Plastic Pollution Now Blankets the Seas
Almost all of the world’s ocean surfaces are littered with plastic, mainly household items like bags, food and beverage containers, kitchen utensils and toys, a new study finds.
Researchers from Spain’s University of Cádiz found that the five largest accumulations of plastic waste in the open ocean are in the five major gyres, or twists in ocean circulation. But the researchers say they found far less of the manmade litter floating on the ocean’s surface than expected.
“Ocean currents carry plastic objects which split into smaller and smaller fragments due to solar radiation,” said researcher Andrés Cózar. “Those little pieces of plastic, known as microplastics, can last hundreds of years and were detected in 88 percent of the ocean surface sampled during the Malaspina Expedition 2010.”
He warns that the microplastics “have an influence on the behaviour and food chain of marine organisms.”
The study, published in the Proceedings of the National Academy of Sciences, estimates that the oceans contain between 7,000 and 35,000 tons of floating plastic, but scientists had expected to find evidence of 100 times that amount.
Cózar says that the missing plastic may have accumulated in the deep ocean or become attached to marine plants and animals in a process dubbed “biofouling,” which makes the plastic so heavy it can no longer float.

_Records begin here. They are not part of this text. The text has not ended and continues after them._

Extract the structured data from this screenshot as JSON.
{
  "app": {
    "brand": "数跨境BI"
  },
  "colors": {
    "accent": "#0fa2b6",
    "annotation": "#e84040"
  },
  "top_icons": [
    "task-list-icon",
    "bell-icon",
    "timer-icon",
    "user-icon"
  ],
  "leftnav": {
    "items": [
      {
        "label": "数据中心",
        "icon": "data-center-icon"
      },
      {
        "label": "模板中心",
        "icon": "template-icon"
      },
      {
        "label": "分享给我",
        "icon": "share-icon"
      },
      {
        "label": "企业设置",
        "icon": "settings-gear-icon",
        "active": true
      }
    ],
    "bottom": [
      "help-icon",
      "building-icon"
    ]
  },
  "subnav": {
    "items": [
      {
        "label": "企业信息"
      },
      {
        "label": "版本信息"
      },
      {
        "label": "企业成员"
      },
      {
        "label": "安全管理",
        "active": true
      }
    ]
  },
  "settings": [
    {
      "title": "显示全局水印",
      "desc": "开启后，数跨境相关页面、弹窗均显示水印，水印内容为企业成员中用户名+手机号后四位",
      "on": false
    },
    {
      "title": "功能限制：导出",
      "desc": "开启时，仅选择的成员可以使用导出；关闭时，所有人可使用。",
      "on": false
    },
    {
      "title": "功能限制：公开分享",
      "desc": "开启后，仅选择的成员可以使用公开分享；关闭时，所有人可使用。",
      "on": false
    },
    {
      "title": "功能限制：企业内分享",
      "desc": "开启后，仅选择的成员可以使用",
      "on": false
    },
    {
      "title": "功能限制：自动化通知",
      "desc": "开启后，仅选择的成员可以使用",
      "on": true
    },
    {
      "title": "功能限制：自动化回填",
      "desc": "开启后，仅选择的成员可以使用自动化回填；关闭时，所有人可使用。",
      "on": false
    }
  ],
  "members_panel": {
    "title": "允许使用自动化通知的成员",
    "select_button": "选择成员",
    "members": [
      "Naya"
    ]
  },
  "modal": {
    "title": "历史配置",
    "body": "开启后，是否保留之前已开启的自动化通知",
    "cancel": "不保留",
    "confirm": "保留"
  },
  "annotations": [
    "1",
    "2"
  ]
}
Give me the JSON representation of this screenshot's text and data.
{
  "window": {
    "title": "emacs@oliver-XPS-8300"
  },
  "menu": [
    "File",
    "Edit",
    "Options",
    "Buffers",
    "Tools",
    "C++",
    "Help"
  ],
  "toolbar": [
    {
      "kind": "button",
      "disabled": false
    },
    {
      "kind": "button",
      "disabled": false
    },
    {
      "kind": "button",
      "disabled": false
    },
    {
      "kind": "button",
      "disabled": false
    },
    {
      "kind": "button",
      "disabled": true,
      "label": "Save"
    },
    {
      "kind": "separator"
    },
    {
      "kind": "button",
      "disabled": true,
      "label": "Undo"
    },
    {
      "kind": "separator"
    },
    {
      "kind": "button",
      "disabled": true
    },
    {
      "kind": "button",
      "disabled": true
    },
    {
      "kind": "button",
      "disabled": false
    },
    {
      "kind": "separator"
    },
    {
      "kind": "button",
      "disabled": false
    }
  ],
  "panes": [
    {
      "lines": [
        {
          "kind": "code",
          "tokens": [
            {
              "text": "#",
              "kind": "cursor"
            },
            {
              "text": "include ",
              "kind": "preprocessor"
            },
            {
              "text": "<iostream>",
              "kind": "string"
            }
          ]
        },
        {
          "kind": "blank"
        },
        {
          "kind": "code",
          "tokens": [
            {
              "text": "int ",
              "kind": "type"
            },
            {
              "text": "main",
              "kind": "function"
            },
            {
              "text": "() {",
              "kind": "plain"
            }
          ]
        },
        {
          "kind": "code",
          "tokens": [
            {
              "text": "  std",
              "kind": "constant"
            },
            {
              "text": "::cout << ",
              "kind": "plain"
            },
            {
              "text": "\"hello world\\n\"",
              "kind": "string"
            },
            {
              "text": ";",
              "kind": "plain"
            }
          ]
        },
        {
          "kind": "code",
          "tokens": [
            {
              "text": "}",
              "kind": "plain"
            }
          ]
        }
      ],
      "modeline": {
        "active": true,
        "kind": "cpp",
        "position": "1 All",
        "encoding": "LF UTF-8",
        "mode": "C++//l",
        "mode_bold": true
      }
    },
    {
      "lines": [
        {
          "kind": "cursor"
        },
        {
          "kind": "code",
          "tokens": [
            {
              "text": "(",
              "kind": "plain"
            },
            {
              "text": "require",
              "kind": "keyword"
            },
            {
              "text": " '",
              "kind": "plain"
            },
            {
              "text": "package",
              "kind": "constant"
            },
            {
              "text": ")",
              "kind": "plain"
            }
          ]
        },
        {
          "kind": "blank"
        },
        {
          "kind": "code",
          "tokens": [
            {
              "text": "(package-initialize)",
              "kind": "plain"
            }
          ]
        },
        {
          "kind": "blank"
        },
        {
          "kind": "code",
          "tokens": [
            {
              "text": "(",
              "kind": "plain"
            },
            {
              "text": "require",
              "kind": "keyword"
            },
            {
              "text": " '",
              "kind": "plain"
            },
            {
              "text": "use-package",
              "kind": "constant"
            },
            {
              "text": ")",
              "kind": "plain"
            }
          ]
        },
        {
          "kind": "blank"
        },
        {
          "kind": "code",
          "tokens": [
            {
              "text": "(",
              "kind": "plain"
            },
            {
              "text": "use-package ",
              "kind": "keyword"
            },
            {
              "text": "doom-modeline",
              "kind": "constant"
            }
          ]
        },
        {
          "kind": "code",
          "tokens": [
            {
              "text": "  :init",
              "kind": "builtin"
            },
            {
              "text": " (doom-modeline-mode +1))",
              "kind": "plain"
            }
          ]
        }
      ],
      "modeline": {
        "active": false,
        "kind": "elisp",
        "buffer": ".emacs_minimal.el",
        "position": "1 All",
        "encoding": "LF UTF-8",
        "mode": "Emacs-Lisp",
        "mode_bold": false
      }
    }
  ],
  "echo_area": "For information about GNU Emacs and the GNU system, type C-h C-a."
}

“We are putting, certainly by any estimate, a large amount of a synthetic material into a natural environment,” said oceanographer Kara Lavender Law, who studies plastic pollution at the Woods Hole Oceanographic Institution. She told The Associated Press that we’re “fundamentally changing the composition of the ocean.”
Plastic waste in oceans is causing $13 billion of damage each year, according to a United Nations Environment Program report. Some say that figure is much higher.